The rise in violent crime by juveniles is attracting public attention and increasing demand for services. Much of the planning being done in fact exacerbates existing problems. Below is a list of some major considerations that an effective system evaluation needs to address.

Overall System

What are the goals of the system?

Is the system meeting its goals?

How is this measured?

How do the interactions between the different elements of the system affect its overall function?

How much does the system cost to operate?

Where are there inefficiencies in the system that can be eliminated?


Are programs interrelated in a way that provides effective services for the multi-problem kid and his/her family?

Are there populations whose needs are not being met by current programs?

Are there programs for kids at each stage in the juvenile justice system - from diversion programs for 10-year-old shoplifters to in-custody programs for older felons?

How do you measure its success?


Who really needs to be locked up?

What are the goals and criteria of detention?

How can those goals be met most cost-effectively?

What kinds of programs and facilities do you need to meet these goals?

ILPP's Approach to Evaluation

As ILPP evaluates counties' juvenile justice systems, these are the steps we take:

  1. Collect comprehensive data on the juvenile population to identify who is in the system, how long they stay, and how they exit.
  2. Assess all programs and services, to seek potential obstacles to overall effectiveness.
  3. Develop long-term facilities options, in light of projected future demand.

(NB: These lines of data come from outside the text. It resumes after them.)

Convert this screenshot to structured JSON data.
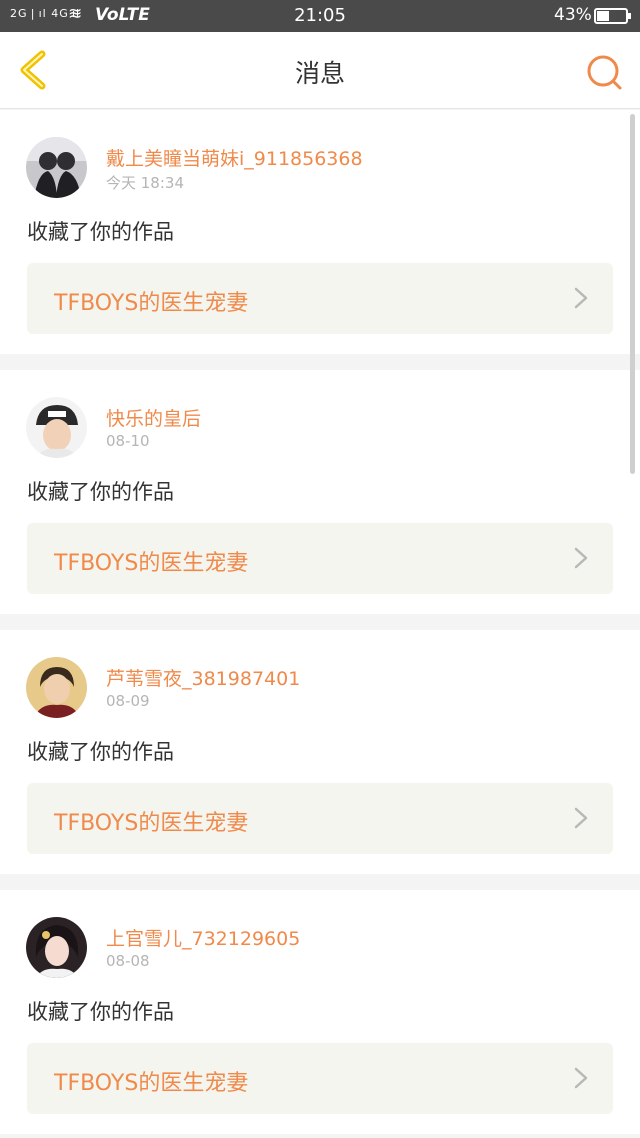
{
  "status_bar": {
    "signal": "2G | ıl 4G ıl",
    "volte": "VoLTE",
    "time": "21:05",
    "battery_text": "43%",
    "battery_level": 0.43
  },
  "header": {
    "title": "消息"
  },
  "messages": [
    {
      "username": "戴上美瞳当萌妹i_911856368",
      "time": "今天 18:34",
      "action": "收藏了你的作品",
      "work_title": "TFBOYS的医生宠妻"
    },
    {
      "username": "快乐的皇后",
      "time": "08-10",
      "action": "收藏了你的作品",
      "work_title": "TFBOYS的医生宠妻"
    },
    {
      "username": "芦苇雪夜_381987401",
      "time": "08-09",
      "action": "收藏了你的作品",
      "work_title": "TFBOYS的医生宠妻"
    },
    {
      "username": "上官雪儿_732129605",
      "time": "08-08",
      "action": "收藏了你的作品",
      "work_title": "TFBOYS的医生宠妻"
    }
  ],
  "colors": {
    "accent": "#f08a4b",
    "back_icon": "#f2c200",
    "card_box": "#f5f5ef"
  }
}
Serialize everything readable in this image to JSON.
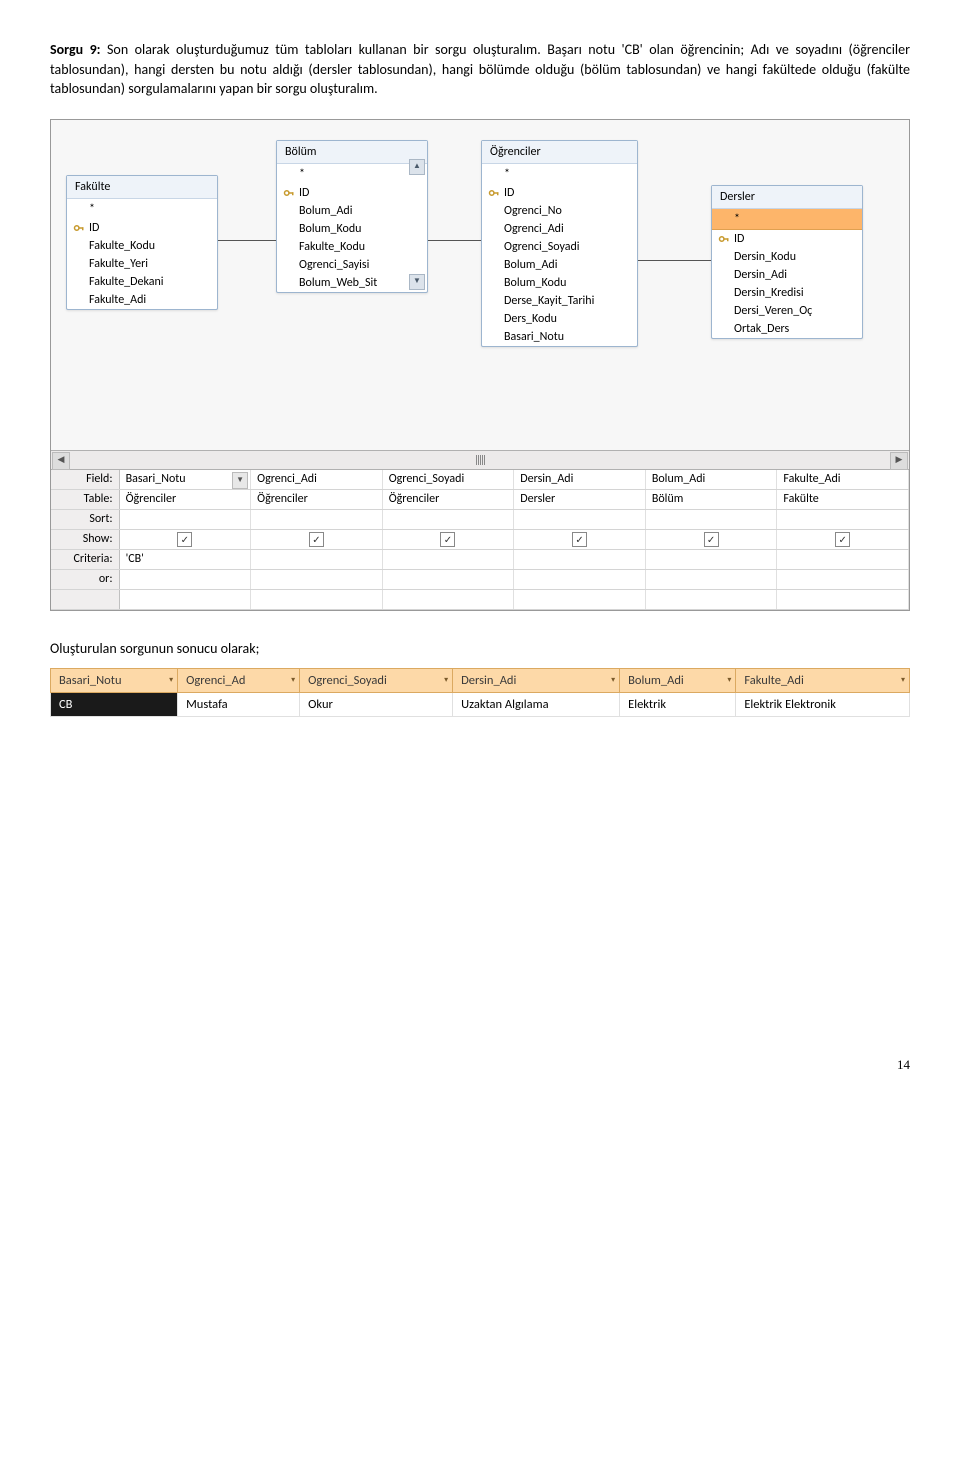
{
  "paragraphs": {
    "p1_bold": "Sorgu 9: ",
    "p1_rest": "Son olarak oluşturduğumuz tüm tabloları kullanan bir sorgu oluşturalım. Başarı notu 'CB' olan öğrencinin; Adı ve soyadını (öğrenciler tablosundan), hangi dersten bu notu aldığı (dersler tablosundan), hangi bölümde olduğu (bölüm tablosundan) ve hangi fakültede olduğu (fakülte tablosundan) sorgulamalarını yapan bir sorgu oluşturalım."
  },
  "tables": {
    "fakulte": {
      "title": "Fakülte",
      "star": "*",
      "fields": [
        {
          "key": true,
          "name": "ID"
        },
        {
          "key": false,
          "name": "Fakulte_Kodu"
        },
        {
          "key": false,
          "name": "Fakulte_Yeri"
        },
        {
          "key": false,
          "name": "Fakulte_Dekani"
        },
        {
          "key": false,
          "name": "Fakulte_Adi"
        }
      ]
    },
    "bolum": {
      "title": "Bölüm",
      "star": "*",
      "fields": [
        {
          "key": true,
          "name": "ID"
        },
        {
          "key": false,
          "name": "Bolum_Adi"
        },
        {
          "key": false,
          "name": "Bolum_Kodu"
        },
        {
          "key": false,
          "name": "Fakulte_Kodu"
        },
        {
          "key": false,
          "name": "Ogrenci_Sayisi"
        },
        {
          "key": false,
          "name": "Bolum_Web_Sit"
        }
      ]
    },
    "ogrenciler": {
      "title": "Öğrenciler",
      "star": "*",
      "fields": [
        {
          "key": true,
          "name": "ID"
        },
        {
          "key": false,
          "name": "Ogrenci_No"
        },
        {
          "key": false,
          "name": "Ogrenci_Adi"
        },
        {
          "key": false,
          "name": "Ogrenci_Soyadi"
        },
        {
          "key": false,
          "name": "Bolum_Adi"
        },
        {
          "key": false,
          "name": "Bolum_Kodu"
        },
        {
          "key": false,
          "name": "Derse_Kayit_Tarihi"
        },
        {
          "key": false,
          "name": "Ders_Kodu"
        },
        {
          "key": false,
          "name": "Basari_Notu"
        }
      ]
    },
    "dersler": {
      "title": "Dersler",
      "star": "*",
      "fields": [
        {
          "key": true,
          "name": "ID"
        },
        {
          "key": false,
          "name": "Dersin_Kodu"
        },
        {
          "key": false,
          "name": "Dersin_Adi"
        },
        {
          "key": false,
          "name": "Dersin_Kredisi"
        },
        {
          "key": false,
          "name": "Dersi_Veren_Oç"
        },
        {
          "key": false,
          "name": "Ortak_Ders"
        }
      ]
    }
  },
  "grid": {
    "labels": {
      "field": "Field:",
      "table": "Table:",
      "sort": "Sort:",
      "show": "Show:",
      "criteria": "Criteria:",
      "or": "or:"
    },
    "columns": [
      {
        "field": "Basari_Notu",
        "table": "Öğrenciler",
        "show": true,
        "criteria": "'CB'",
        "dropdown": true
      },
      {
        "field": "Ogrenci_Adi",
        "table": "Öğrenciler",
        "show": true,
        "criteria": ""
      },
      {
        "field": "Ogrenci_Soyadi",
        "table": "Öğrenciler",
        "show": true,
        "criteria": ""
      },
      {
        "field": "Dersin_Adi",
        "table": "Dersler",
        "show": true,
        "criteria": ""
      },
      {
        "field": "Bolum_Adi",
        "table": "Bölüm",
        "show": true,
        "criteria": ""
      },
      {
        "field": "Fakulte_Adi",
        "table": "Fakülte",
        "show": true,
        "criteria": ""
      }
    ]
  },
  "results_note": "Oluşturulan sorgunun sonucu olarak;",
  "results": {
    "headers": [
      "Basari_Notu",
      "Ogrenci_Ad",
      "Ogrenci_Soyadi",
      "Dersin_Adi",
      "Bolum_Adi",
      "Fakulte_Adi"
    ],
    "rows": [
      [
        "CB",
        "Mustafa",
        "Okur",
        "Uzaktan Algılama",
        "Elektrik",
        "Elektrik Elektronik"
      ]
    ]
  },
  "page_number": "14"
}
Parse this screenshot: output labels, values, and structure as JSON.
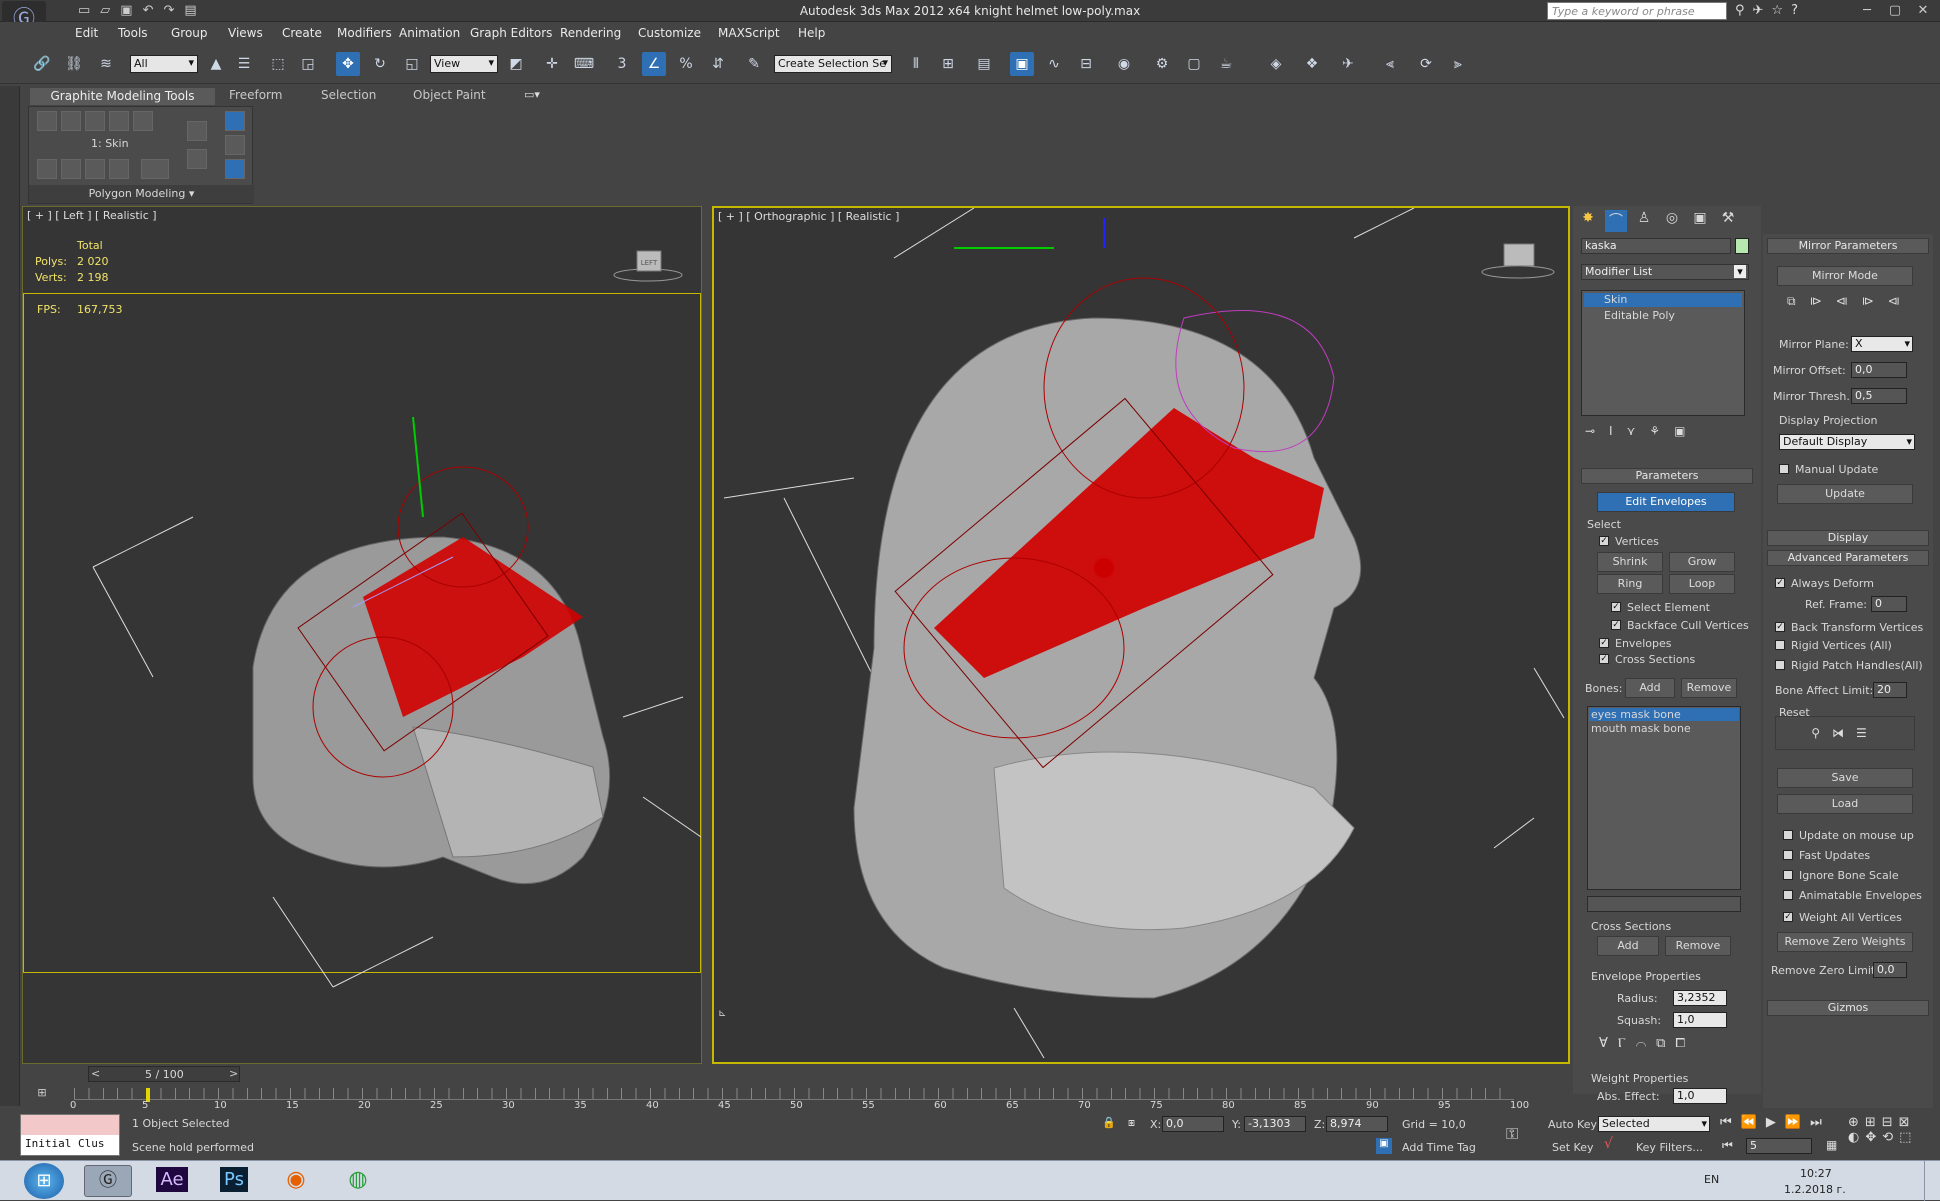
{
  "titlebar": {
    "title": "Autodesk 3ds Max  2012 x64     knight helmet low-poly.max",
    "search_placeholder": "Type a keyword or phrase"
  },
  "menu": [
    "Edit",
    "Tools",
    "Group",
    "Views",
    "Create",
    "Modifiers",
    "Animation",
    "Graph Editors",
    "Rendering",
    "Customize",
    "MAXScript",
    "Help"
  ],
  "toolbar": {
    "selection_filter": "All",
    "ref_coord": "View",
    "snap_label": "3",
    "named_selection": "Create Selection Se"
  },
  "ribbon": {
    "tabs": [
      "Graphite Modeling Tools",
      "Freeform",
      "Selection",
      "Object Paint"
    ],
    "skin_label": "1: Skin",
    "section": "Polygon Modeling"
  },
  "viewport_left": {
    "label": "[ + ] [ Left ] [ Realistic ]",
    "total": "Total",
    "polys_label": "Polys:",
    "polys": "2 020",
    "verts_label": "Verts:",
    "verts": "2 198",
    "fps_label": "FPS:",
    "fps": "167,753",
    "viewcube": "LEFT"
  },
  "viewport_right": {
    "label": "[ + ] [ Orthographic ] [ Realistic ]"
  },
  "command_panel": {
    "object_name": "kaska",
    "modifier_list": "Modifier List",
    "stack": [
      "Skin",
      "Editable Poly"
    ],
    "parameters_header": "Parameters",
    "edit_envelopes": "Edit Envelopes",
    "select_label": "Select",
    "vertices": "Vertices",
    "shrink": "Shrink",
    "grow": "Grow",
    "ring": "Ring",
    "loop": "Loop",
    "select_element": "Select Element",
    "backface": "Backface Cull Vertices",
    "envelopes": "Envelopes",
    "cross_sections": "Cross Sections",
    "bones_label": "Bones:",
    "add": "Add",
    "remove": "Remove",
    "bones": [
      "eyes  mask bone",
      "mouth mask bone"
    ],
    "cross_sections_label": "Cross Sections",
    "cs_add": "Add",
    "cs_remove": "Remove",
    "envelope_props": "Envelope Properties",
    "radius_label": "Radius:",
    "radius": "3,2352",
    "squash_label": "Squash:",
    "squash": "1,0",
    "weight_props": "Weight Properties",
    "abs_effect_label": "Abs. Effect:",
    "abs_effect": "1,0"
  },
  "rollout": {
    "mirror_params": "Mirror Parameters",
    "mirror_mode": "Mirror Mode",
    "mirror_plane_label": "Mirror Plane:",
    "mirror_plane": "X",
    "mirror_offset_label": "Mirror Offset:",
    "mirror_offset": "0,0",
    "mirror_thresh_label": "Mirror Thresh.:",
    "mirror_thresh": "0,5",
    "display_projection": "Display Projection",
    "default_display": "Default Display",
    "manual_update": "Manual Update",
    "update": "Update",
    "display": "Display",
    "advanced": "Advanced Parameters",
    "always_deform": "Always Deform",
    "ref_frame_label": "Ref. Frame:",
    "ref_frame": "0",
    "back_transform": "Back Transform Vertices",
    "rigid_vertices": "Rigid Vertices (All)",
    "rigid_patch": "Rigid Patch Handles(All)",
    "bone_affect_label": "Bone Affect Limit:",
    "bone_affect": "20",
    "reset": "Reset",
    "save": "Save",
    "load": "Load",
    "update_mouse": "Update on mouse up",
    "fast_updates": "Fast Updates",
    "ignore_bone_scale": "Ignore Bone Scale",
    "animatable_env": "Animatable Envelopes",
    "weight_all": "Weight All Vertices",
    "remove_zero": "Remove Zero Weights",
    "remove_zero_limit_label": "Remove Zero Limit:",
    "remove_zero_limit": "0,0",
    "gizmos": "Gizmos"
  },
  "timeline": {
    "frame": "5 / 100",
    "ticks": [
      "0",
      "5",
      "10",
      "15",
      "20",
      "25",
      "30",
      "35",
      "40",
      "45",
      "50",
      "55",
      "60",
      "65",
      "70",
      "75",
      "80",
      "85",
      "90",
      "95",
      "100"
    ]
  },
  "status": {
    "objects": "1 Object Selected",
    "prompt": "Scene hold performed",
    "x_label": "X:",
    "x": "0,0",
    "y_label": "Y:",
    "y": "-3,1303",
    "z_label": "Z:",
    "z": "8,974",
    "grid": "Grid = 10,0",
    "add_time_tag": "Add Time Tag",
    "auto_key": "Auto Key",
    "selected": "Selected",
    "set_key": "Set Key",
    "key_filters": "Key Filters...",
    "frame": "5",
    "maxscript": "Initial Clus"
  },
  "taskbar": {
    "lang": "EN",
    "time": "10:27",
    "date": "1.2.2018 г.",
    "apps": [
      "Ae",
      "Ps"
    ]
  }
}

The final product is a report which describes the findings and recommendations from each project phase and concludes with an overall program plan, system management plan, and facilities plan.